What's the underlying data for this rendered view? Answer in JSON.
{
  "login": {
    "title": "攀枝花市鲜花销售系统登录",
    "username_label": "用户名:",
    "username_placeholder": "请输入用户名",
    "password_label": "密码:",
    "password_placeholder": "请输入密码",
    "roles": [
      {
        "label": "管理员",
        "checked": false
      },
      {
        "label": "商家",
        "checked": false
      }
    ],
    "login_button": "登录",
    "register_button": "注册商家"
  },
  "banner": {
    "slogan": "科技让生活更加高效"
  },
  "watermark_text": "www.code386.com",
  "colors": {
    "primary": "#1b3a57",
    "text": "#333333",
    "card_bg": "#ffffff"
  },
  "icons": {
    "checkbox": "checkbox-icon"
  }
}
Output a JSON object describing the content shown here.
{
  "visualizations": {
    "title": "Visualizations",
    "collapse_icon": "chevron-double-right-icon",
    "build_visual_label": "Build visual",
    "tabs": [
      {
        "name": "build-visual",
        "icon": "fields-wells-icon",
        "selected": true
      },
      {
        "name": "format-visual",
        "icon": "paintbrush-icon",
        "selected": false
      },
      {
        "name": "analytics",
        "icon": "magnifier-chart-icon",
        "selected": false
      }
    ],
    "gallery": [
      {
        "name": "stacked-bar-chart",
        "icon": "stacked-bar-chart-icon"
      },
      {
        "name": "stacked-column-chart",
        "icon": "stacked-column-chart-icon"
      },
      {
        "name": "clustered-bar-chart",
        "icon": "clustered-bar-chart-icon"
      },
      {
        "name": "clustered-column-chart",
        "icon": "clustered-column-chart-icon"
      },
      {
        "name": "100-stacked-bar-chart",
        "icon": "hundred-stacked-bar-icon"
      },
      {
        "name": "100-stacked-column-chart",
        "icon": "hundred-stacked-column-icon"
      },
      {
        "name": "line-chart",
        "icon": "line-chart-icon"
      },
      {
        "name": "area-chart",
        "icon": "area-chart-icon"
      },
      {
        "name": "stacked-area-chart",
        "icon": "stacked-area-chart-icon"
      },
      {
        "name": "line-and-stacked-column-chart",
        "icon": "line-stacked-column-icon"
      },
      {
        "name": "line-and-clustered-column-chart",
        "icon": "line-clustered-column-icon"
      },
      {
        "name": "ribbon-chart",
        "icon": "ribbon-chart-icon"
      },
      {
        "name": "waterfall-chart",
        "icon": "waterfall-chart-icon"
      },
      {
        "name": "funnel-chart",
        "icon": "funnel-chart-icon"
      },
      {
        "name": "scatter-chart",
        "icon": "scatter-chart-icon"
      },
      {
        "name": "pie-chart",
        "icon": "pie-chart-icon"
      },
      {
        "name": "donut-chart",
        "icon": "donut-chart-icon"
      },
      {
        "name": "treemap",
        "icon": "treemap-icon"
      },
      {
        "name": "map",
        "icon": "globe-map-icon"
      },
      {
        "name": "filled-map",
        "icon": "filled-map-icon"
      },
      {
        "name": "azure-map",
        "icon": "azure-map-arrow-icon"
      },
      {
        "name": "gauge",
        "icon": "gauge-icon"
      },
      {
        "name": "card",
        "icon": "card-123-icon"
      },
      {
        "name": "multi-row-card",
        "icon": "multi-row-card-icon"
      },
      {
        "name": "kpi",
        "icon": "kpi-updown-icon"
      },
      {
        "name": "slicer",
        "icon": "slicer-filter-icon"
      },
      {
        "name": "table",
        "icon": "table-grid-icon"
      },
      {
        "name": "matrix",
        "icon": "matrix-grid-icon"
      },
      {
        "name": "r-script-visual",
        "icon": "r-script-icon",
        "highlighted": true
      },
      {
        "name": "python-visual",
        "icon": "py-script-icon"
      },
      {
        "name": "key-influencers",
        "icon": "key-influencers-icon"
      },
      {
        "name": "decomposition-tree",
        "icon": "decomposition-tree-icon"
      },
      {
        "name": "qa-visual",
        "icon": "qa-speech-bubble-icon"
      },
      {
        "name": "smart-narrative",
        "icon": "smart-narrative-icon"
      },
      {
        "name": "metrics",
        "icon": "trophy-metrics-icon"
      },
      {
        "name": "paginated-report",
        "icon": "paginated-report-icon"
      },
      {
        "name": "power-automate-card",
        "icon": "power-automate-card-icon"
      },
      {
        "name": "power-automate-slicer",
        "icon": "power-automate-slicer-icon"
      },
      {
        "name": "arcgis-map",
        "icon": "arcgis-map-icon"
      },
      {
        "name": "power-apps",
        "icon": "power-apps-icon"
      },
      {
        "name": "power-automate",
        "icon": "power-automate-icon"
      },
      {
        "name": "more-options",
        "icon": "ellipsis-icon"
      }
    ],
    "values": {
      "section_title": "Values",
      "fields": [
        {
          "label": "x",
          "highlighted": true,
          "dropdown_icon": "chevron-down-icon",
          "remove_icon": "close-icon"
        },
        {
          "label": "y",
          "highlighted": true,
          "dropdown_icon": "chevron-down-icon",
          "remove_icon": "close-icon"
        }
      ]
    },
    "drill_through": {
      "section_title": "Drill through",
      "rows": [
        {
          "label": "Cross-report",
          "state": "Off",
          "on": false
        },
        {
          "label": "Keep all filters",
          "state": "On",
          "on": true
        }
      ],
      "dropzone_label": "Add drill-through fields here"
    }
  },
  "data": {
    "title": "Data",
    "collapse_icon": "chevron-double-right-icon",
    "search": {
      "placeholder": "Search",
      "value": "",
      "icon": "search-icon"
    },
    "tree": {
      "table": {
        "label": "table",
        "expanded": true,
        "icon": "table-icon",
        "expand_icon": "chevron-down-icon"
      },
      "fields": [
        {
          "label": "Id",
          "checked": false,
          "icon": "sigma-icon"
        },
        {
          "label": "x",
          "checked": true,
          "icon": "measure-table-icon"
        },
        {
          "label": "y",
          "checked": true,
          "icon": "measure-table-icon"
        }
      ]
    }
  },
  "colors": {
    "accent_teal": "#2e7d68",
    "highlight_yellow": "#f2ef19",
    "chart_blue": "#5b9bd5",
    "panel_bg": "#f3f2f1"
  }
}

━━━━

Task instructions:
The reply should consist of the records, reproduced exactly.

Solved exercise:
What's the underlying data for this rendered view? Answer in JSON.
{
  "login": {
    "title": "攀枝花市鲜花销售系统登录",
    "username_label": "用户名:",
    "username_placeholder": "请输入用户名",
    "password_label": "密码:",
    "password_placeholder": "请输入密码",
    "roles": [
      {
        "label": "管理员",
        "checked": false
      },
      {
        "label": "商家",
        "checked": false
      }
    ],
    "login_button": "登录",
    "register_button": "注册商家"
  },
  "banner": {
    "slogan": "科技让生活更加高效"
  },
  "watermark_text": "www.code386.com",
  "colors": {
    "primary": "#1b3a57",
    "text": "#333333",
    "card_bg": "#ffffff"
  },
  "icons": {
    "checkbox": "checkbox-icon"
  }
}
Output a JSON object describing the content shown here.
{
  "visualizations": {
    "title": "Visualizations",
    "collapse_icon": "chevron-double-right-icon",
    "build_visual_label": "Build visual",
    "tabs": [
      {
        "name": "build-visual",
        "icon": "fields-wells-icon",
        "selected": true
      },
      {
        "name": "format-visual",
        "icon": "paintbrush-icon",
        "selected": false
      },
      {
        "name": "analytics",
        "icon": "magnifier-chart-icon",
        "selected": false
      }
    ],
    "gallery": [
      {
        "name": "stacked-bar-chart",
        "icon": "stacked-bar-chart-icon"
      },
      {
        "name": "stacked-column-chart",
        "icon": "stacked-column-chart-icon"
      },
      {
        "name": "clustered-bar-chart",
        "icon": "clustered-bar-chart-icon"
      },
      {
        "name": "clustered-column-chart",
        "icon": "clustered-column-chart-icon"
      },
      {
        "name": "100-stacked-bar-chart",
        "icon": "hundred-stacked-bar-icon"
      },
      {
        "name": "100-stacked-column-chart",
        "icon": "hundred-stacked-column-icon"
      },
      {
        "name": "line-chart",
        "icon": "line-chart-icon"
      },
      {
        "name": "area-chart",
        "icon": "area-chart-icon"
      },
      {
        "name": "stacked-area-chart",
        "icon": "stacked-area-chart-icon"
      },
      {
        "name": "line-and-stacked-column-chart",
        "icon": "line-stacked-column-icon"
      },
      {
        "name": "line-and-clustered-column-chart",
        "icon": "line-clustered-column-icon"
      },
      {
        "name": "ribbon-chart",
        "icon": "ribbon-chart-icon"
      },
      {
        "name": "waterfall-chart",
        "icon": "waterfall-chart-icon"
      },
      {
        "name": "funnel-chart",
        "icon": "funnel-chart-icon"
      },
      {
        "name": "scatter-chart",
        "icon": "scatter-chart-icon"
      },
      {
        "name": "pie-chart",
        "icon": "pie-chart-icon"
      },
      {
        "name": "donut-chart",
        "icon": "donut-chart-icon"
      },
      {
        "name": "treemap",
        "icon": "treemap-icon"
      },
      {
        "name": "map",
        "icon": "globe-map-icon"
      },
      {
        "name": "filled-map",
        "icon": "filled-map-icon"
      },
      {
        "name": "azure-map",
        "icon": "azure-map-arrow-icon"
      },
      {
        "name": "gauge",
        "icon": "gauge-icon"
      },
      {
        "name": "card",
        "icon": "card-123-icon"
      },
      {
        "name": "multi-row-card",
        "icon": "multi-row-card-icon"
      },
      {
        "name": "kpi",
        "icon": "kpi-updown-icon"
      },
      {
        "name": "slicer",
        "icon": "slicer-filter-icon"
      },
      {
        "name": "table",
        "icon": "table-grid-icon"
      },
      {
        "name": "matrix",
        "icon": "matrix-grid-icon"
      },
      {
        "name": "r-script-visual",
        "icon": "r-script-icon",
        "highlighted": true
      },
      {
        "name": "python-visual",
        "icon": "py-script-icon"
      },
      {
        "name": "key-influencers",
        "icon": "key-influencers-icon"
      },
      {
        "name": "decomposition-tree",
        "icon": "decomposition-tree-icon"
      },
      {
        "name": "qa-visual",
        "icon": "qa-speech-bubble-icon"
      },
      {
        "name": "smart-narrative",
        "icon": "smart-narrative-icon"
      },
      {
        "name": "metrics",
        "icon": "trophy-metrics-icon"
      },
      {
        "name": "paginated-report",
        "icon": "paginated-report-icon"
      },
      {
        "name": "power-automate-card",
        "icon": "power-automate-card-icon"
      },
      {
        "name": "power-automate-slicer",
        "icon": "power-automate-slicer-icon"
      },
      {
        "name": "arcgis-map",
        "icon": "arcgis-map-icon"
      },
      {
        "name": "power-apps",
        "icon": "power-apps-icon"
      },
      {
        "name": "power-automate",
        "icon": "power-automate-icon"
      },
      {
        "name": "more-options",
        "icon": "ellipsis-icon"
      }
    ],
    "values": {
      "section_title": "Values",
      "fields": [
        {
          "label": "x",
          "highlighted": true,
          "dropdown_icon": "chevron-down-icon",
          "remove_icon": "close-icon"
        },
        {
          "label": "y",
          "highlighted": true,
          "dropdown_icon": "chevron-down-icon",
          "remove_icon": "close-icon"
        }
      ]
    },
    "drill_through": {
      "section_title": "Drill through",
      "rows": [
        {
          "label": "Cross-report",
          "state": "Off",
          "on": false
        },
        {
          "label": "Keep all filters",
          "state": "On",
          "on": true
        }
      ],
      "dropzone_label": "Add drill-through fields here"
    }
  },
  "data": {
    "title": "Data",
    "collapse_icon": "chevron-double-right-icon",
    "search": {
      "placeholder": "Search",
      "value": "",
      "icon": "search-icon"
    },
    "tree": {
      "table": {
        "label": "table",
        "expanded": true,
        "icon": "table-icon",
        "expand_icon": "chevron-down-icon"
      },
      "fields": [
        {
          "label": "Id",
          "checked": false,
          "icon": "sigma-icon"
        },
        {
          "label": "x",
          "checked": true,
          "icon": "measure-table-icon"
        },
        {
          "label": "y",
          "checked": true,
          "icon": "measure-table-icon"
        }
      ]
    }
  },
  "colors": {
    "accent_teal": "#2e7d68",
    "highlight_yellow": "#f2ef19",
    "chart_blue": "#5b9bd5",
    "panel_bg": "#f3f2f1"
  }
}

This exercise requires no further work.